* [How to complete this task]
Within the data below, copy each line where the string "JSON" is found.

(Input for this task)

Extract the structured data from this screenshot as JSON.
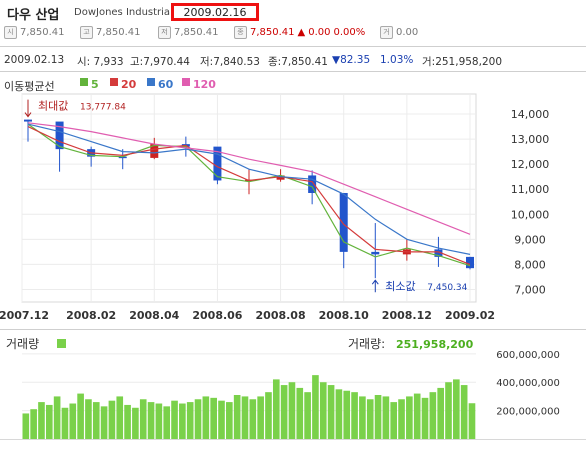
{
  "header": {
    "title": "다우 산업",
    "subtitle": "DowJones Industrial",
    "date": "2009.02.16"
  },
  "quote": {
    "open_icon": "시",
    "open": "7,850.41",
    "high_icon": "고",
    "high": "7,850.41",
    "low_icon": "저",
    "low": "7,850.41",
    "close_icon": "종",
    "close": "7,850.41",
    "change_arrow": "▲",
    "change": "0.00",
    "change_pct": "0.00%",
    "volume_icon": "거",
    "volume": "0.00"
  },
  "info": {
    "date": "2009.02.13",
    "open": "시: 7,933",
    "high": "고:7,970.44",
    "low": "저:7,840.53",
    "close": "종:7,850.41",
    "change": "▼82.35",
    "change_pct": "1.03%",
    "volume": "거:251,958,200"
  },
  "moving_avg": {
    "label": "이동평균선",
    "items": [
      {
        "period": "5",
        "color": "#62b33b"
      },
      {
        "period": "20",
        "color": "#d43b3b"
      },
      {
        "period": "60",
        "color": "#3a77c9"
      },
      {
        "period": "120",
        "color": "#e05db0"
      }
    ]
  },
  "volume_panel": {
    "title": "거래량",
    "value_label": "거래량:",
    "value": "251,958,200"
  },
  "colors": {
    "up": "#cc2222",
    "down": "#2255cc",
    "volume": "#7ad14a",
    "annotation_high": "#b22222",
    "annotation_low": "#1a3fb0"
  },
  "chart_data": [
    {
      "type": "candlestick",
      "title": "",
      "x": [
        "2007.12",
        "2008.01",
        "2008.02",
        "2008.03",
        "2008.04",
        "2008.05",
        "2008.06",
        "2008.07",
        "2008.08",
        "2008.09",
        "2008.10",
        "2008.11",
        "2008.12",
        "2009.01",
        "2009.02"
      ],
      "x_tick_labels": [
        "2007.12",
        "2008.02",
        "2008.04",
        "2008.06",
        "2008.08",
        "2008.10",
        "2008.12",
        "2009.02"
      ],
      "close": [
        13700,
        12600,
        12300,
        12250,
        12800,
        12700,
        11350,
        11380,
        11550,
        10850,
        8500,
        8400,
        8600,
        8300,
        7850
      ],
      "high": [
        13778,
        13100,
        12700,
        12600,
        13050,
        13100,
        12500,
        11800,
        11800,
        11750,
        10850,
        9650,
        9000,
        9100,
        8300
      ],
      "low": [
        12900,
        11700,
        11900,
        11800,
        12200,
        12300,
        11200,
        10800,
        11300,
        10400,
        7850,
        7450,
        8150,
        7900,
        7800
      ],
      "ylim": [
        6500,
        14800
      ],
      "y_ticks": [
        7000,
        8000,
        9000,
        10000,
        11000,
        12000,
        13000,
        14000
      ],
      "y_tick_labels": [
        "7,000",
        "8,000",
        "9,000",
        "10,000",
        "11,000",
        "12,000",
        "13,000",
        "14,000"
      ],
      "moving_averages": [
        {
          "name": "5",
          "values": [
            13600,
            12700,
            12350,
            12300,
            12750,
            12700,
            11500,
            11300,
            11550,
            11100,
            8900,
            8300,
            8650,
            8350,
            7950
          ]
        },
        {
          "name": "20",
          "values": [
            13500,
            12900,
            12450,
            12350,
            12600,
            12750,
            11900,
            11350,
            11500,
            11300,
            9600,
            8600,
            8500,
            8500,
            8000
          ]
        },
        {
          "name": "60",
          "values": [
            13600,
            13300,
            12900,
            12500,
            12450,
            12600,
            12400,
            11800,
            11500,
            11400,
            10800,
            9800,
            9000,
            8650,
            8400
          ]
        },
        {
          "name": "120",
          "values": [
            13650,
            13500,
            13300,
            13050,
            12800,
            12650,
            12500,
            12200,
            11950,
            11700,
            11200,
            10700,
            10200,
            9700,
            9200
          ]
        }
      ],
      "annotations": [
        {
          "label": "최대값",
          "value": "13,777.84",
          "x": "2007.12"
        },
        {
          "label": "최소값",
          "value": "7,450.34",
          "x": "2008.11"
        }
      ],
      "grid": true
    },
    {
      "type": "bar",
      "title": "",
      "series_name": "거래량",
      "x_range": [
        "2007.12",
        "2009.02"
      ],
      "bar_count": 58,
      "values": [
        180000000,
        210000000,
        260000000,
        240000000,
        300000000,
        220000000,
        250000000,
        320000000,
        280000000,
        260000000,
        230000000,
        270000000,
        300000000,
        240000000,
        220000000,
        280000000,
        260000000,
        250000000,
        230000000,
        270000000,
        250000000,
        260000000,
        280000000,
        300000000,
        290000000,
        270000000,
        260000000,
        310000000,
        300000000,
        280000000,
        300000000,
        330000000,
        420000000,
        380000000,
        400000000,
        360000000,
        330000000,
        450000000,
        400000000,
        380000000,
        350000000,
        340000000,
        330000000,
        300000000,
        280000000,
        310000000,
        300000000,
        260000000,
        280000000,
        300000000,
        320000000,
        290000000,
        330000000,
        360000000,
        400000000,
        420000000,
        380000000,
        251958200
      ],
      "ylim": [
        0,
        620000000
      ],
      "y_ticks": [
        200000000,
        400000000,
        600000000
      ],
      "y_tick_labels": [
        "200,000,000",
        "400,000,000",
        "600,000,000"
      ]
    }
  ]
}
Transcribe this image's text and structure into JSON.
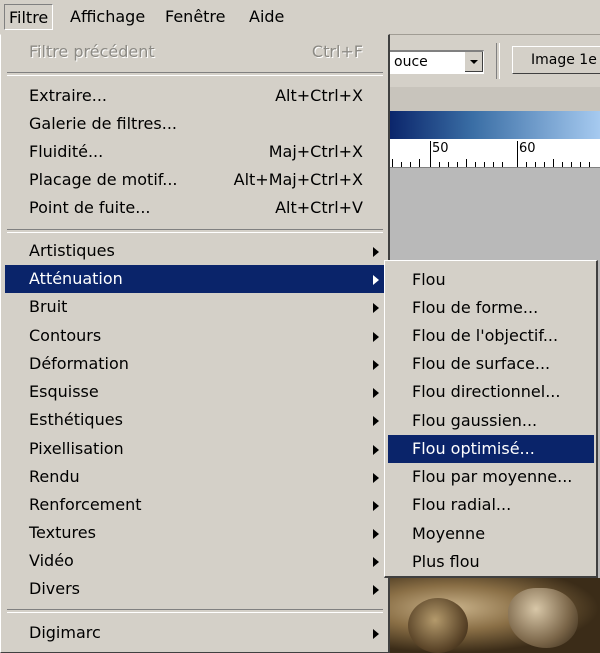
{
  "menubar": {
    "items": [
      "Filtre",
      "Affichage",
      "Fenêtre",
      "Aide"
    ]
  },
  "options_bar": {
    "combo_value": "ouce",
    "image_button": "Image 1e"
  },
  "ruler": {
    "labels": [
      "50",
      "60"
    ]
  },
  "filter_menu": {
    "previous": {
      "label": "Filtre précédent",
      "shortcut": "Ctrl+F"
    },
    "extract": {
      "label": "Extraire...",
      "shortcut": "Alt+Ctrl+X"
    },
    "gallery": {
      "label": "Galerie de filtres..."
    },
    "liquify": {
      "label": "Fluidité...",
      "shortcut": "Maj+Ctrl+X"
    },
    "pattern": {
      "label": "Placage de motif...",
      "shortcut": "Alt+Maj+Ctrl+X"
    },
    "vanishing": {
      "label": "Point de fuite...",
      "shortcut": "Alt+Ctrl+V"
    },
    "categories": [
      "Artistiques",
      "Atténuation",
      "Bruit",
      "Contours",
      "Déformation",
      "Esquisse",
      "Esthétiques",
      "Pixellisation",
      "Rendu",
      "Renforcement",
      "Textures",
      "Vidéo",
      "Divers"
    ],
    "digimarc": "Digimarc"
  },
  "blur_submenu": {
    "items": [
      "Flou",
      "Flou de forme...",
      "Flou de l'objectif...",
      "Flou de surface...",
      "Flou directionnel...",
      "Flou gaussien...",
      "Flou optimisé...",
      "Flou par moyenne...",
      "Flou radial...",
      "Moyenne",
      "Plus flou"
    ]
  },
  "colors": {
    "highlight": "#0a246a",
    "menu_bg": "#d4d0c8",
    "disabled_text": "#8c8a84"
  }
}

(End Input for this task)
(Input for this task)

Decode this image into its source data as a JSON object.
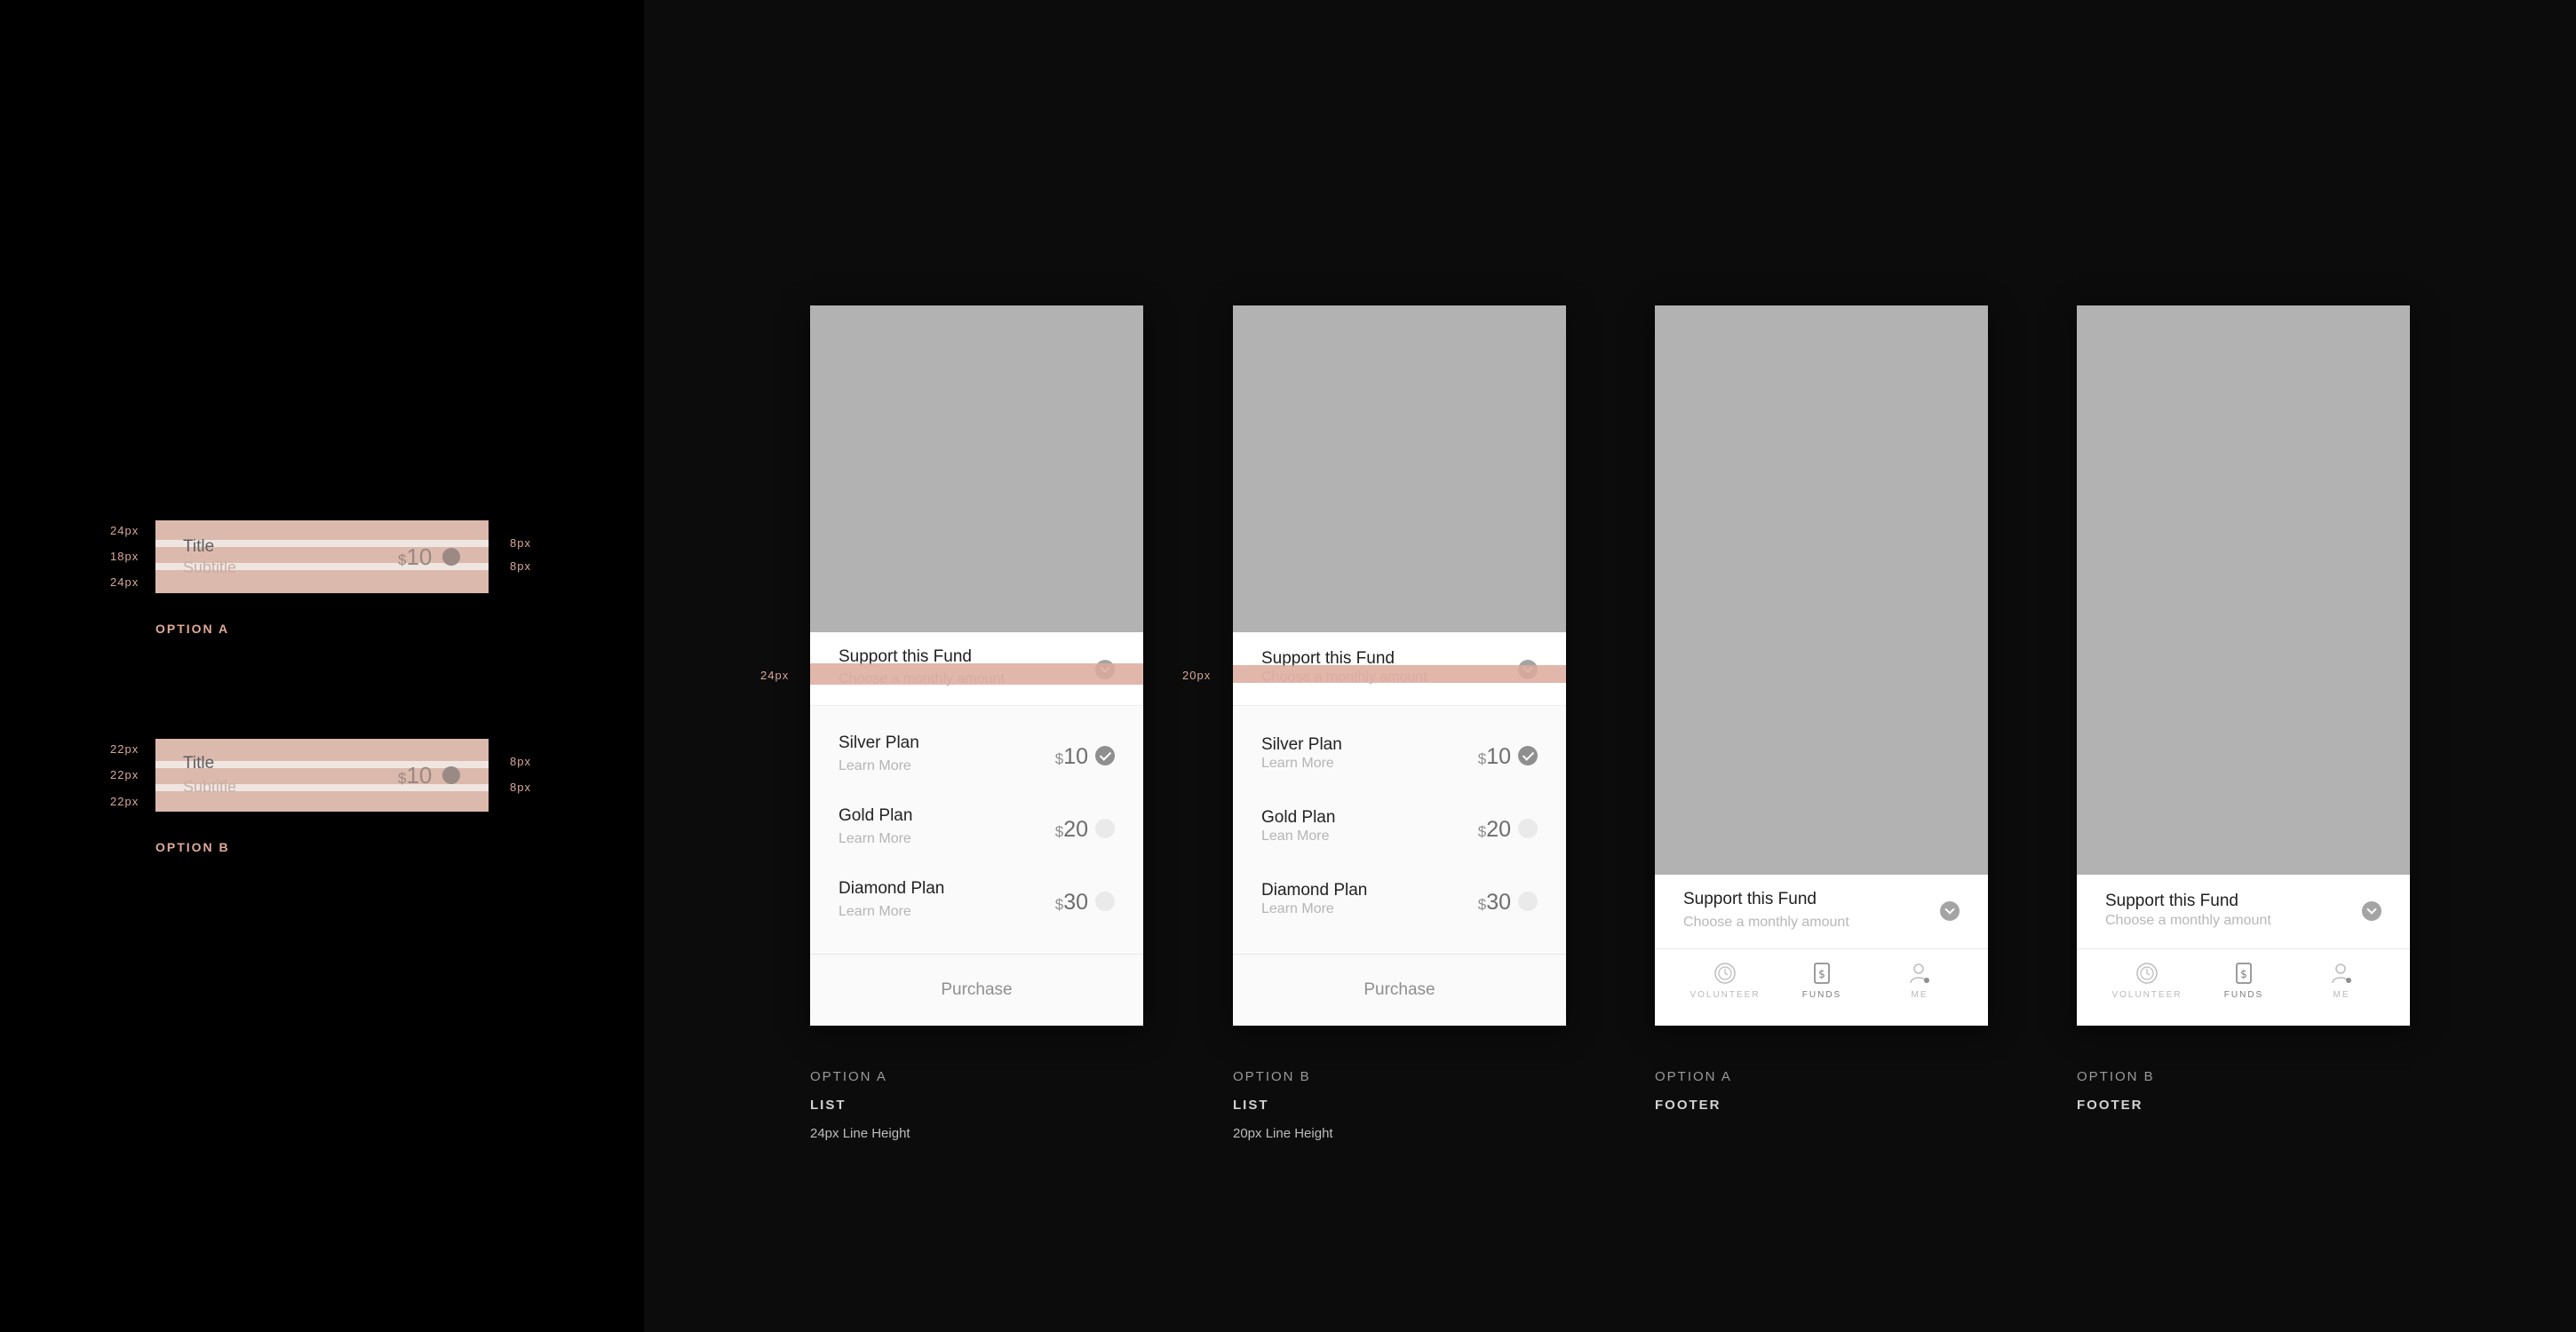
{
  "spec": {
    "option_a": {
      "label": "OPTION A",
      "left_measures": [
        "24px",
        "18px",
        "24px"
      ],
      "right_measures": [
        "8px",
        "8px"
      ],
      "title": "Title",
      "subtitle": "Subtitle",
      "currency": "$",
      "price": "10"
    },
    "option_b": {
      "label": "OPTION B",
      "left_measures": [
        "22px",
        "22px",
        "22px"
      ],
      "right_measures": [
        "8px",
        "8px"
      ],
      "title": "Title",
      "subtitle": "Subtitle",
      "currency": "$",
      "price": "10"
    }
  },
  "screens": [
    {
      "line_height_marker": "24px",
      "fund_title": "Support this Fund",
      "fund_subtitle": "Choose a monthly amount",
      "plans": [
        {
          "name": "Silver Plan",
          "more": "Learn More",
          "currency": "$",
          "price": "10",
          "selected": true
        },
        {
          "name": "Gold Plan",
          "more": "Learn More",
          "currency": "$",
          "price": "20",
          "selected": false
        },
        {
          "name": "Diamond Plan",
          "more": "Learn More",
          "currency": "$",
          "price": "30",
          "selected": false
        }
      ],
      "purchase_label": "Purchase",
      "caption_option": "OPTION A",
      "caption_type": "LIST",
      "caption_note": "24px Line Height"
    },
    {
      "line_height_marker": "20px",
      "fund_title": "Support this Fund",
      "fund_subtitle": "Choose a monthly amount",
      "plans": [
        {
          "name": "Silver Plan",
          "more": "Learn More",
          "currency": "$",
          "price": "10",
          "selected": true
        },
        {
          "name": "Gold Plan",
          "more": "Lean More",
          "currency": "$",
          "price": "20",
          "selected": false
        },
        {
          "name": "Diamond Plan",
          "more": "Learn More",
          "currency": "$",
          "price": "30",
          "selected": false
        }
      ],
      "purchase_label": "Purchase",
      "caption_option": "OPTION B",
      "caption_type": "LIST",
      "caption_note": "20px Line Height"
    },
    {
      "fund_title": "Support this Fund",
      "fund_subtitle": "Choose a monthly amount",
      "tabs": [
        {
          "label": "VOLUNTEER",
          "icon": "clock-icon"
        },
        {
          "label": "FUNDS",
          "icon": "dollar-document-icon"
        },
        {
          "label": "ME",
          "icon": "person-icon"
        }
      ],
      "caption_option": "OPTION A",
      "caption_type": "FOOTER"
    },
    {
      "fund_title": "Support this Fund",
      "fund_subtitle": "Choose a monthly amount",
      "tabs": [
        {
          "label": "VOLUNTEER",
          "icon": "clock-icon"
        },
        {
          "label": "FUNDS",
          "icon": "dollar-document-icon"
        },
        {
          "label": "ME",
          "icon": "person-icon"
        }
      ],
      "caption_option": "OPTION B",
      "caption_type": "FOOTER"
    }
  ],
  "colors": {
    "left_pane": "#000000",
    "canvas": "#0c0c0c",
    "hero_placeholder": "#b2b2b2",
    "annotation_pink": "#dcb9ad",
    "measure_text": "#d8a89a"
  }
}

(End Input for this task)

* [Result]
Extract the structured data from this screenshot as JSON.
Transcribe this image's text and structure into JSON.
Decode this image into its source data as a JSON object.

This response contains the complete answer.